Print out each record, keeping it identical to the original.

Element data from apps and pages
↓↓↓

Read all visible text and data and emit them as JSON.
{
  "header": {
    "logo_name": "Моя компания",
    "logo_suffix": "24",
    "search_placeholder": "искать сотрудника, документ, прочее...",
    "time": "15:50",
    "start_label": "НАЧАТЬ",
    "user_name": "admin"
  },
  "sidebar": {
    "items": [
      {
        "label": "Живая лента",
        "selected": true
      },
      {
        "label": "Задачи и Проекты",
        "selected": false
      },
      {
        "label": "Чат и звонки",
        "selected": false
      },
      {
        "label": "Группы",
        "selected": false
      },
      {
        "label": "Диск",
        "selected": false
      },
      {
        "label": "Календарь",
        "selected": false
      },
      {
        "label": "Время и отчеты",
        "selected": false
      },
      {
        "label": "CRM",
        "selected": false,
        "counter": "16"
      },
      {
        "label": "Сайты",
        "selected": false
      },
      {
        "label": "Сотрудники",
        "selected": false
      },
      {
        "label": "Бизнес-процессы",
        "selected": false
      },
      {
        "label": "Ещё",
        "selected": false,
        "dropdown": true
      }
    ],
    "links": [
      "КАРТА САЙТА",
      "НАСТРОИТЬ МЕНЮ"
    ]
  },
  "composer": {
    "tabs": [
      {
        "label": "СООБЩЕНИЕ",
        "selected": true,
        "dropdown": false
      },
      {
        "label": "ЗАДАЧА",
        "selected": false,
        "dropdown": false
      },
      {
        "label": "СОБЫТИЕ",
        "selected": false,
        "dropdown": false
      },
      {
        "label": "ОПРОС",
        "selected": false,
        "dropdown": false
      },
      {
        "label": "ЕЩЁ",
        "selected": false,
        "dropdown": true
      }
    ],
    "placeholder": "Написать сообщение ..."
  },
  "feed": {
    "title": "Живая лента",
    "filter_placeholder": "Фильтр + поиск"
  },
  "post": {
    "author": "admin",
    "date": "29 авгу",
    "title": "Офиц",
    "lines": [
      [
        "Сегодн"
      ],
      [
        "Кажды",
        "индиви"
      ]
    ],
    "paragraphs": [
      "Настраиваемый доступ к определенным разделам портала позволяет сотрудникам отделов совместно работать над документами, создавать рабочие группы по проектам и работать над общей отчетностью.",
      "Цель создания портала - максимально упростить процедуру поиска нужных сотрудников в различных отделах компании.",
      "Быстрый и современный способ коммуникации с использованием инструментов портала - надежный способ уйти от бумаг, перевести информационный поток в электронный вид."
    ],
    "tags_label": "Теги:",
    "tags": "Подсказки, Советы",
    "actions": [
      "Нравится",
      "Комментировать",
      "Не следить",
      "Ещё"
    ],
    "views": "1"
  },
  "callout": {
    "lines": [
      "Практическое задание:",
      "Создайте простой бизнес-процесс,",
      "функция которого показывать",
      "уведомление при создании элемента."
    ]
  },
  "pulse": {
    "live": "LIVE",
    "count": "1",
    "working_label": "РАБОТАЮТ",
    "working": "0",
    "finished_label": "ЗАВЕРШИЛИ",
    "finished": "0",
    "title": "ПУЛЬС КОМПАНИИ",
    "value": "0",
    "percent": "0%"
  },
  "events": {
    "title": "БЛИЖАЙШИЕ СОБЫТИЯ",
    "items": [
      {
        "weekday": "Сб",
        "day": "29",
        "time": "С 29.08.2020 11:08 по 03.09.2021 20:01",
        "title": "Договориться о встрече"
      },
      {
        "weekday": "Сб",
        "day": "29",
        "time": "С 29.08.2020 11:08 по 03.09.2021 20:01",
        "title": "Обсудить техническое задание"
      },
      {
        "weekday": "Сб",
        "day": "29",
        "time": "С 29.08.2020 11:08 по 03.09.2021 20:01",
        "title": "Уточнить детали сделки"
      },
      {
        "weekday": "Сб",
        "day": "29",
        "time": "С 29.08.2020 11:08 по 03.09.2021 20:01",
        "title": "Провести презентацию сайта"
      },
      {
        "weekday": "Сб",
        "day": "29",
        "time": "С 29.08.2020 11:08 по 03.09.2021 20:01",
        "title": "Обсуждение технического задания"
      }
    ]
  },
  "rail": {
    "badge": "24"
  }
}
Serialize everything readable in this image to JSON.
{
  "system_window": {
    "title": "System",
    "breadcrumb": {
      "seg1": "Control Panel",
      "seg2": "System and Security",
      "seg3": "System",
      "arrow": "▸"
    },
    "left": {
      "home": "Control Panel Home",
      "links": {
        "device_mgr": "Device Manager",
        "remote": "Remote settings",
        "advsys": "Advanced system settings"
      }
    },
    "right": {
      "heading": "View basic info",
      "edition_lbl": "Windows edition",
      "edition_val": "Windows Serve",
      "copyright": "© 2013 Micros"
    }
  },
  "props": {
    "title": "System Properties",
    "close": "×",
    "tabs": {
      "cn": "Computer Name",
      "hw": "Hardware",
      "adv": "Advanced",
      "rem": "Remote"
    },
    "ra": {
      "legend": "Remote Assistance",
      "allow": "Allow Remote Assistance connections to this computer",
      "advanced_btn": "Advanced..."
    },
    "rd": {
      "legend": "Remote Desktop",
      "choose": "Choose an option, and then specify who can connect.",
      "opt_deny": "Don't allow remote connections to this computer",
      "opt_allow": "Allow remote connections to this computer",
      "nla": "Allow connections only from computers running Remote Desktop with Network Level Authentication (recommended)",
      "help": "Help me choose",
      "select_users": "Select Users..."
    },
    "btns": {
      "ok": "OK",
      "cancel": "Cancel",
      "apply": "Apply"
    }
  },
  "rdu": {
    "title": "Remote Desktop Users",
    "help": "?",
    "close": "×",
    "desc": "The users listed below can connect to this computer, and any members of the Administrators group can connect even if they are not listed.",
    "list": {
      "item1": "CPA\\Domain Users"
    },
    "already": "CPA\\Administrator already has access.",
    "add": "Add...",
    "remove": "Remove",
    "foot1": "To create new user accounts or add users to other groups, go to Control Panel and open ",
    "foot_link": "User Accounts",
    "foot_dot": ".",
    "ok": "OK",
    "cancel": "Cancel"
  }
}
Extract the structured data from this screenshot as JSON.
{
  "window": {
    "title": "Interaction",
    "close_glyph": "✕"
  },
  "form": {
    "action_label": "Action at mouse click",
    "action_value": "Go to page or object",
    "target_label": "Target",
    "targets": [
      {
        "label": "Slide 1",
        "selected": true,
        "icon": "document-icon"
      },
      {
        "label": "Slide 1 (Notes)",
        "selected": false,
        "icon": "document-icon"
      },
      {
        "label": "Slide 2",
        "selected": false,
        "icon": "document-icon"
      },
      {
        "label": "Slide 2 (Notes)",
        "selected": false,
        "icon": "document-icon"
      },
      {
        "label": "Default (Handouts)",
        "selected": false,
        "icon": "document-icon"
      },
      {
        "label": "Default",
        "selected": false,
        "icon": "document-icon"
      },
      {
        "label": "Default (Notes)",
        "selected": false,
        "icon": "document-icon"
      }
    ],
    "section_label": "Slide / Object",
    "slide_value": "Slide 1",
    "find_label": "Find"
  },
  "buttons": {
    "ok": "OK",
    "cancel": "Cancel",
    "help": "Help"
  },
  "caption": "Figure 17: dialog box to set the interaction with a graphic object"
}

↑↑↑

:: Completed task ::
Read all visible text and data and emit them as JSON.
{
  "header": {
    "logo_name": "Моя компания",
    "logo_suffix": "24",
    "search_placeholder": "искать сотрудника, документ, прочее...",
    "time": "15:50",
    "start_label": "НАЧАТЬ",
    "user_name": "admin"
  },
  "sidebar": {
    "items": [
      {
        "label": "Живая лента",
        "selected": true
      },
      {
        "label": "Задачи и Проекты",
        "selected": false
      },
      {
        "label": "Чат и звонки",
        "selected": false
      },
      {
        "label": "Группы",
        "selected": false
      },
      {
        "label": "Диск",
        "selected": false
      },
      {
        "label": "Календарь",
        "selected": false
      },
      {
        "label": "Время и отчеты",
        "selected": false
      },
      {
        "label": "CRM",
        "selected": false,
        "counter": "16"
      },
      {
        "label": "Сайты",
        "selected": false
      },
      {
        "label": "Сотрудники",
        "selected": false
      },
      {
        "label": "Бизнес-процессы",
        "selected": false
      },
      {
        "label": "Ещё",
        "selected": false,
        "dropdown": true
      }
    ],
    "links": [
      "КАРТА САЙТА",
      "НАСТРОИТЬ МЕНЮ"
    ]
  },
  "composer": {
    "tabs": [
      {
        "label": "СООБЩЕНИЕ",
        "selected": true,
        "dropdown": false
      },
      {
        "label": "ЗАДАЧА",
        "selected": false,
        "dropdown": false
      },
      {
        "label": "СОБЫТИЕ",
        "selected": false,
        "dropdown": false
      },
      {
        "label": "ОПРОС",
        "selected": false,
        "dropdown": false
      },
      {
        "label": "ЕЩЁ",
        "selected": false,
        "dropdown": true
      }
    ],
    "placeholder": "Написать сообщение ..."
  },
  "feed": {
    "title": "Живая лента",
    "filter_placeholder": "Фильтр + поиск"
  },
  "post": {
    "author": "admin",
    "date": "29 авгу",
    "title": "Офиц",
    "lines": [
      [
        "Сегодн"
      ],
      [
        "Кажды",
        "индиви"
      ]
    ],
    "paragraphs": [
      "Настраиваемый доступ к определенным разделам портала позволяет сотрудникам отделов совместно работать над документами, создавать рабочие группы по проектам и работать над общей отчетностью.",
      "Цель создания портала - максимально упростить процедуру поиска нужных сотрудников в различных отделах компании.",
      "Быстрый и современный способ коммуникации с использованием инструментов портала - надежный способ уйти от бумаг, перевести информационный поток в электронный вид."
    ],
    "tags_label": "Теги:",
    "tags": "Подсказки, Советы",
    "actions": [
      "Нравится",
      "Комментировать",
      "Не следить",
      "Ещё"
    ],
    "views": "1"
  },
  "callout": {
    "lines": [
      "Практическое задание:",
      "Создайте простой бизнес-процесс,",
      "функция которого показывать",
      "уведомление при создании элемента."
    ]
  },
  "pulse": {
    "live": "LIVE",
    "count": "1",
    "working_label": "РАБОТАЮТ",
    "working": "0",
    "finished_label": "ЗАВЕРШИЛИ",
    "finished": "0",
    "title": "ПУЛЬС КОМПАНИИ",
    "value": "0",
    "percent": "0%"
  },
  "events": {
    "title": "БЛИЖАЙШИЕ СОБЫТИЯ",
    "items": [
      {
        "weekday": "Сб",
        "day": "29",
        "time": "С 29.08.2020 11:08 по 03.09.2021 20:01",
        "title": "Договориться о встрече"
      },
      {
        "weekday": "Сб",
        "day": "29",
        "time": "С 29.08.2020 11:08 по 03.09.2021 20:01",
        "title": "Обсудить техническое задание"
      },
      {
        "weekday": "Сб",
        "day": "29",
        "time": "С 29.08.2020 11:08 по 03.09.2021 20:01",
        "title": "Уточнить детали сделки"
      },
      {
        "weekday": "Сб",
        "day": "29",
        "time": "С 29.08.2020 11:08 по 03.09.2021 20:01",
        "title": "Провести презентацию сайта"
      },
      {
        "weekday": "Сб",
        "day": "29",
        "time": "С 29.08.2020 11:08 по 03.09.2021 20:01",
        "title": "Обсуждение технического задания"
      }
    ]
  },
  "rail": {
    "badge": "24"
  }
}
Serialize everything readable in this image to JSON.
{
  "system_window": {
    "title": "System",
    "breadcrumb": {
      "seg1": "Control Panel",
      "seg2": "System and Security",
      "seg3": "System",
      "arrow": "▸"
    },
    "left": {
      "home": "Control Panel Home",
      "links": {
        "device_mgr": "Device Manager",
        "remote": "Remote settings",
        "advsys": "Advanced system settings"
      }
    },
    "right": {
      "heading": "View basic info",
      "edition_lbl": "Windows edition",
      "edition_val": "Windows Serve",
      "copyright": "© 2013 Micros"
    }
  },
  "props": {
    "title": "System Properties",
    "close": "×",
    "tabs": {
      "cn": "Computer Name",
      "hw": "Hardware",
      "adv": "Advanced",
      "rem": "Remote"
    },
    "ra": {
      "legend": "Remote Assistance",
      "allow": "Allow Remote Assistance connections to this computer",
      "advanced_btn": "Advanced..."
    },
    "rd": {
      "legend": "Remote Desktop",
      "choose": "Choose an option, and then specify who can connect.",
      "opt_deny": "Don't allow remote connections to this computer",
      "opt_allow": "Allow remote connections to this computer",
      "nla": "Allow connections only from computers running Remote Desktop with Network Level Authentication (recommended)",
      "help": "Help me choose",
      "select_users": "Select Users..."
    },
    "btns": {
      "ok": "OK",
      "cancel": "Cancel",
      "apply": "Apply"
    }
  },
  "rdu": {
    "title": "Remote Desktop Users",
    "help": "?",
    "close": "×",
    "desc": "The users listed below can connect to this computer, and any members of the Administrators group can connect even if they are not listed.",
    "list": {
      "item1": "CPA\\Domain Users"
    },
    "already": "CPA\\Administrator already has access.",
    "add": "Add...",
    "remove": "Remove",
    "foot1": "To create new user accounts or add users to other groups, go to Control Panel and open ",
    "foot_link": "User Accounts",
    "foot_dot": ".",
    "ok": "OK",
    "cancel": "Cancel"
  }
}
Extract the structured data from this screenshot as JSON.
{
  "window": {
    "title": "Interaction",
    "close_glyph": "✕"
  },
  "form": {
    "action_label": "Action at mouse click",
    "action_value": "Go to page or object",
    "target_label": "Target",
    "targets": [
      {
        "label": "Slide 1",
        "selected": true,
        "icon": "document-icon"
      },
      {
        "label": "Slide 1 (Notes)",
        "selected": false,
        "icon": "document-icon"
      },
      {
        "label": "Slide 2",
        "selected": false,
        "icon": "document-icon"
      },
      {
        "label": "Slide 2 (Notes)",
        "selected": false,
        "icon": "document-icon"
      },
      {
        "label": "Default (Handouts)",
        "selected": false,
        "icon": "document-icon"
      },
      {
        "label": "Default",
        "selected": false,
        "icon": "document-icon"
      },
      {
        "label": "Default (Notes)",
        "selected": false,
        "icon": "document-icon"
      }
    ],
    "section_label": "Slide / Object",
    "slide_value": "Slide 1",
    "find_label": "Find"
  },
  "buttons": {
    "ok": "OK",
    "cancel": "Cancel",
    "help": "Help"
  },
  "caption": "Figure 17: dialog box to set the interaction with a graphic object"
}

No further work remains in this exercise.